JERUSALEM, ISRAEL (ANS – January 13, 2018) – With all the threats Israel is now facing, it is perfectly understandable that they should be sharpening their swords as they prepare for the worst the enemy can throw at them.
A strong defence force is certainly necessary. But an even more serious danger is that they should rely on the power of their weapons, or indeed on their own strength of will and character, along with their growing expertise in military innovations.
It is dangerous because it demonstrates that they are relying on what the Bible refers to as “horses and chariots” rather than on the Lord who called them, as his chosen people, to be a light to the Gentiles.
For it is only when we trust the Lord with all our hearts and not our own understanding that God will give us the guidance we need in order to tread the path for which he has destined us. (See Proverbs 3.5f)
As one who loves Israel, I am not blind to the fact that many of its citizens lead a sinful lifestyle. This is no reason to withdraw support for the beleaguered nation, but they do need to repent of their waywardness and godlessness.
As they have done so many times in their long history, they have absorbed the ways of the world around them – and so we witness political correctness here as elsewhere, most starkly seen in a defiance of sexual morality.
But they are the people of the Book, who gave the world the Bible, the Ten Commandments and Jesus himself. God is saying: do not wait until you are overrun by enemies before you turn back to the Lord, who called you out of slavery in Egypt with a mighty hand. He urges you to trust him now!
That said, thousands of Jews gathered to pray for rain at Jerusalem’s Western Wall on December 28 in response to the call of Agriculture Minister Uri Ariel – and God has clearly answered with an abundant outpouring, coming with such force that it has caused flooding in places.

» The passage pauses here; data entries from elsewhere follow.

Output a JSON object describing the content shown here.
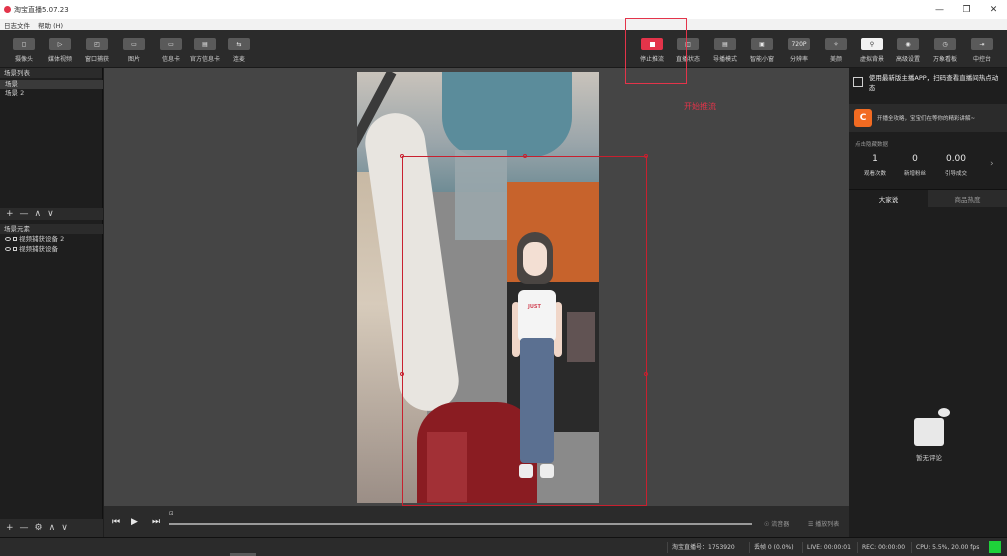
{
  "window": {
    "title": "淘宝直播5.07.23",
    "controls": [
      "—",
      "❐",
      "✕"
    ]
  },
  "menu": {
    "items": [
      "日志文件",
      "帮助 (H)"
    ]
  },
  "toolbar": {
    "left": [
      {
        "label": "摄像头",
        "icon": "camera-icon"
      },
      {
        "label": "媒体视频",
        "icon": "media-video-icon"
      },
      {
        "label": "窗口捕获",
        "icon": "window-capture-icon"
      },
      {
        "label": "图片",
        "icon": "image-icon"
      },
      {
        "label": "信息卡",
        "icon": "info-card-icon"
      },
      {
        "label": "官方信息卡",
        "icon": "official-card-icon"
      },
      {
        "label": "连麦",
        "icon": "co-host-icon"
      }
    ],
    "right": [
      {
        "label": "停止推流",
        "icon": "stop-stream-icon"
      },
      {
        "label": "直播状态",
        "icon": "live-status-icon"
      },
      {
        "label": "导播模式",
        "icon": "director-mode-icon"
      },
      {
        "label": "智能小窗",
        "icon": "smart-window-icon"
      },
      {
        "label": "分辨率",
        "icon": "resolution-icon",
        "badge": "720P"
      },
      {
        "label": "美颜",
        "icon": "beauty-icon"
      },
      {
        "label": "虚拟背景",
        "icon": "search-icon"
      },
      {
        "label": "高级设置",
        "icon": "settings-icon"
      },
      {
        "label": "万象看板",
        "icon": "dashboard-icon"
      },
      {
        "label": "中控台",
        "icon": "console-icon"
      }
    ],
    "annotation": "开始推流"
  },
  "scenes": {
    "header": "场景列表",
    "items": [
      "场景",
      "场景 2"
    ],
    "tools": [
      "+",
      "—",
      "∧",
      "∨"
    ]
  },
  "elements": {
    "header": "场景元素",
    "items": [
      "视频捕获设备 2",
      "视频捕获设备"
    ],
    "tools": [
      "+",
      "—",
      "⚙",
      "∧",
      "∨"
    ]
  },
  "transport": {
    "marker": "⊡",
    "playlist_link_1": "☉ 流音器",
    "playlist_link_2": "☰ 播放列表"
  },
  "right_panel": {
    "banner": "使用最新版主播APP，扫码查看直播间热点动态",
    "promo": "开播全攻略，宝宝们在等你的精彩讲解~",
    "stats_header": "点击隐藏数据",
    "stats": [
      {
        "value": "1",
        "label": "观看次数"
      },
      {
        "value": "0",
        "label": "新增粉丝"
      },
      {
        "value": "0.00",
        "label": "引导成交"
      }
    ],
    "tabs": [
      "大家说",
      "商品热度"
    ],
    "empty_text": "暂无评论"
  },
  "status": {
    "room": "淘宝直播号：1753920",
    "dropped": "丢帧 0 (0.0%)",
    "live": "LIVE: 00:00:01",
    "rec": "REC: 00:00:00",
    "cpu": "CPU: 5.5%, 20.00 fps",
    "indicator_color": "#1fd13a"
  },
  "colors": {
    "accent": "#e3344a",
    "brand_orange": "#f26b22"
  }
}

I very much hope that we are seeing the beginnings of a turning to God in Israel, and the fact that a Government minister has initiated a call to prayer is quite amazing, and hugely encouraging.1

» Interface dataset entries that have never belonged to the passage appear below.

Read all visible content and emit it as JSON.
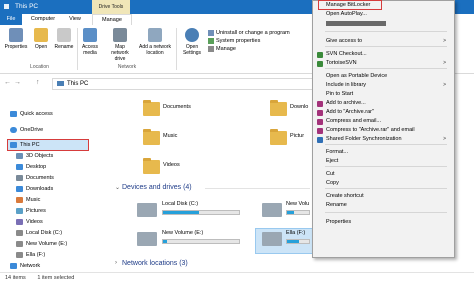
{
  "window": {
    "title": "This PC",
    "drive_tools_label": "Drive Tools"
  },
  "tabs": {
    "file": "File",
    "computer": "Computer",
    "view": "View",
    "manage": "Manage"
  },
  "ribbon": {
    "location_buttons": [
      "Properties",
      "Open",
      "Rename"
    ],
    "network_buttons": [
      "Access media",
      "Map network drive",
      "Add a network location"
    ],
    "open_settings": "Open Settings",
    "system_items": [
      "Uninstall or change a program",
      "System properties",
      "Manage"
    ],
    "groups": {
      "location": "Location",
      "network": "Network"
    }
  },
  "address": {
    "text": "This PC",
    "arrows": [
      "←",
      "→",
      "↑"
    ]
  },
  "nav": {
    "quick_access": "Quick access",
    "onedrive": "OneDrive",
    "this_pc": "This PC",
    "children": [
      "3D Objects",
      "Desktop",
      "Documents",
      "Downloads",
      "Music",
      "Pictures",
      "Videos",
      "Local Disk (C:)",
      "New Volume (E:)",
      "Ella (F:)",
      "Network"
    ]
  },
  "content": {
    "folders_left": [
      "Documents",
      "Music",
      "Videos"
    ],
    "folders_right": [
      "Downlo",
      "Pictur"
    ],
    "devices_header": "Devices and drives (4)",
    "drives": [
      {
        "name": "Local Disk (C:)",
        "free": "",
        "fill": 0.48
      },
      {
        "name": "New Volume (E:)",
        "free": "",
        "fill": 0.05
      },
      {
        "name": "New Volu",
        "free": "",
        "fill": 0.3
      },
      {
        "name": "Ella (F:)",
        "free": "",
        "fill": 0.55
      }
    ],
    "network_header": "Network locations (3)"
  },
  "status": {
    "items": "14 items",
    "selected": "1 item selected"
  },
  "context_menu": {
    "items": [
      {
        "label": "Manage BitLocker",
        "icon": "",
        "arrow": ""
      },
      {
        "label": "Open AutoPlay...",
        "icon": "",
        "arrow": ""
      },
      {
        "label": "",
        "icon": "",
        "arrow": ""
      },
      {
        "label": "Give access to",
        "icon": "",
        "arrow": ">"
      },
      {
        "label": "SVN Checkout...",
        "icon": "svn",
        "arrow": ""
      },
      {
        "label": "TortoiseSVN",
        "icon": "svn",
        "arrow": ">"
      },
      {
        "label": "Open as Portable Device",
        "icon": "",
        "arrow": ""
      },
      {
        "label": "Include in library",
        "icon": "",
        "arrow": ">"
      },
      {
        "label": "Pin to Start",
        "icon": "",
        "arrow": ""
      },
      {
        "label": "Add to archive...",
        "icon": "rar",
        "arrow": ""
      },
      {
        "label": "Add to \"Archive.rar\"",
        "icon": "rar",
        "arrow": ""
      },
      {
        "label": "Compress and email...",
        "icon": "rar",
        "arrow": ""
      },
      {
        "label": "Compress to \"Archive.rar\" and email",
        "icon": "rar",
        "arrow": ""
      },
      {
        "label": "Shared Folder Synchronization",
        "icon": "sync",
        "arrow": ">"
      },
      {
        "label": "Format...",
        "icon": "",
        "arrow": ""
      },
      {
        "label": "Eject",
        "icon": "",
        "arrow": ""
      },
      {
        "label": "Cut",
        "icon": "",
        "arrow": ""
      },
      {
        "label": "Copy",
        "icon": "",
        "arrow": ""
      },
      {
        "label": "Create shortcut",
        "icon": "",
        "arrow": ""
      },
      {
        "label": "Rename",
        "icon": "",
        "arrow": ""
      },
      {
        "label": "Properties",
        "icon": "",
        "arrow": ""
      }
    ]
  },
  "colors": {
    "accent": "#1b6fbf",
    "highlight": "#d63c3c",
    "selection": "#cce4f7",
    "folder": "#e7b94d",
    "bar_fill": "#26a0da"
  }
}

I can’t recall why, but my wife and I were discussing Israel’s sin, and whether God’s judgment was inevitable, before turning to our daily reading which is our habit every morning. We use the Every Day With Jesus notes of the late Selwyn Hughes which focuses on a theme over a two-month period drawn together by a variety of different Scripture passages. So we opened the little book and found that the text for the day was Hosea 14.1-3: “Return, Israel, to the Lord your God. Your sins have been your downfall.” (v1) It goes on: “Assyria cannot save us; we will not mount warhorses…” (v3) For Assyria, perhaps we should read America.
The Lord was clearly in on our discussion and had a ready answer! Bear in mind that the prophet was concluding his book which pictures Israel as an adulterous wife who repeatedly runs after other men, breaking the first commandment that we should have no other gods in our lives.

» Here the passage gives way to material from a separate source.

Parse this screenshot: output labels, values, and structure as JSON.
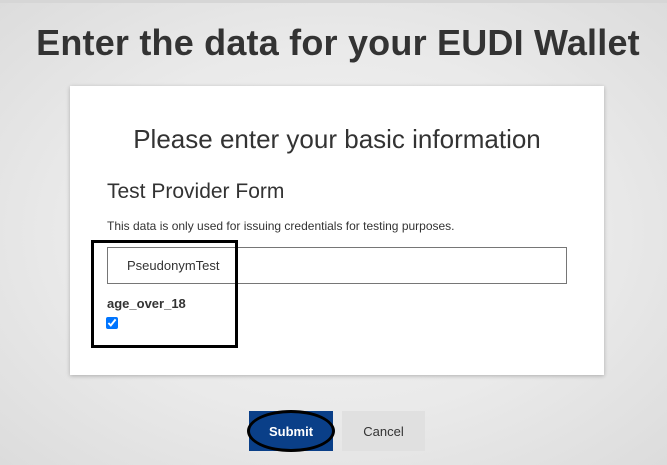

Self-reliance is thus the worst of sins because we put ourselves in God’s place and we are saying we can live without him; that he is redundant. This is gross idolatry, and we must repent of it.
Notice, however, that in spite of their serial adultery, God has not forsaken Israel; he has not divorced the one he loves. He loves her with an everlasting love (Jeremiah 31.3). He has entered into a covenant relationship which cannot be broken. But we should not abuse his great faithfulness.
The recent archaeological find near Tel Aviv, suggesting human activity in the area half-a-million years ago, did not exactly excite me. Far more edifying was the August 2015 find in Gath, a city once occupied by Philistines who plotted against the Israelites, their sworn enemies, and the home of the infamous Goliath!
The huge gates uncovered by archaeologists2 were thought to be indestructible. But in an extraordinary battle in the Valley of Elah, a young man who trusted in the Lord brought down their giant leader with a single stone, proving indeed that the weakness of God is stronger than man’s strength (1 Corinthians 1.25).
Goliath defied the armies of Israel, but David responded: “Who is this uncircumcised Philistine that he should defy the armies of the living God?” (1 Samuel 17.26) And he taunted the giant: “You come against me with sword and spear and javelin, but I come against you in the name of the Lord Almighty, the God of the armies of Israel, whom you have defied.” (1 Samuel 17.45)
Like other nations, Israel needs to seek forgiveness from God for succumbing to the ways of the world as well as for their outright disobedience to his commandments. We need to move from independence – the great sin of the age – to reliance upon God.
Isn’t it time we heard Israel’s leaders say, with great clarity and in defiance of political correctness, that we do not trust in sword or spear or javelin, nor even on our allies, but in the name of the Lord Almighty?